Extract the entries in their exact form.
--- DATA FOR REVIEW Enclosed Below ---
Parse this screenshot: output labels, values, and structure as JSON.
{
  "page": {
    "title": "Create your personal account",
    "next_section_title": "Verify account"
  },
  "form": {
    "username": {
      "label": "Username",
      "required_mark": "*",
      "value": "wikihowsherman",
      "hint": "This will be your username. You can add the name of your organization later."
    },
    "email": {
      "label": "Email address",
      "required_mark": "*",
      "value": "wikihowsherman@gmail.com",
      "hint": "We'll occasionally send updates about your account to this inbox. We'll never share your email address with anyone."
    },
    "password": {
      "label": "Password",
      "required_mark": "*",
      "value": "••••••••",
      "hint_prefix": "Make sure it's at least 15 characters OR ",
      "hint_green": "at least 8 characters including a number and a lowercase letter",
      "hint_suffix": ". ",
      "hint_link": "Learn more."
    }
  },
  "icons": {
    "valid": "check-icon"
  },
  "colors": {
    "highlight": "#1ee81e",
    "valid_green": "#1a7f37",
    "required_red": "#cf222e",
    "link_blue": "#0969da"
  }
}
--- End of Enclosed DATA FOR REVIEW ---
**PROBLEM SOLUTION**.
Parse this screenshot: output labels, values, and structure as JSON.
{
  "page": {
    "title": "Create your personal account",
    "next_section_title": "Verify account"
  },
  "form": {
    "username": {
      "label": "Username",
      "required_mark": "*",
      "value": "wikihowsherman",
      "hint": "This will be your username. You can add the name of your organization later."
    },
    "email": {
      "label": "Email address",
      "required_mark": "*",
      "value": "wikihowsherman@gmail.com",
      "hint": "We'll occasionally send updates about your account to this inbox. We'll never share your email address with anyone."
    },
    "password": {
      "label": "Password",
      "required_mark": "*",
      "value": "••••••••",
      "hint_prefix": "Make sure it's at least 15 characters OR ",
      "hint_green": "at least 8 characters including a number and a lowercase letter",
      "hint_suffix": ". ",
      "hint_link": "Learn more."
    }
  },
  "icons": {
    "valid": "check-icon"
  },
  "colors": {
    "highlight": "#1ee81e",
    "valid_green": "#1a7f37",
    "required_red": "#cf222e",
    "link_blue": "#0969da"
  }
}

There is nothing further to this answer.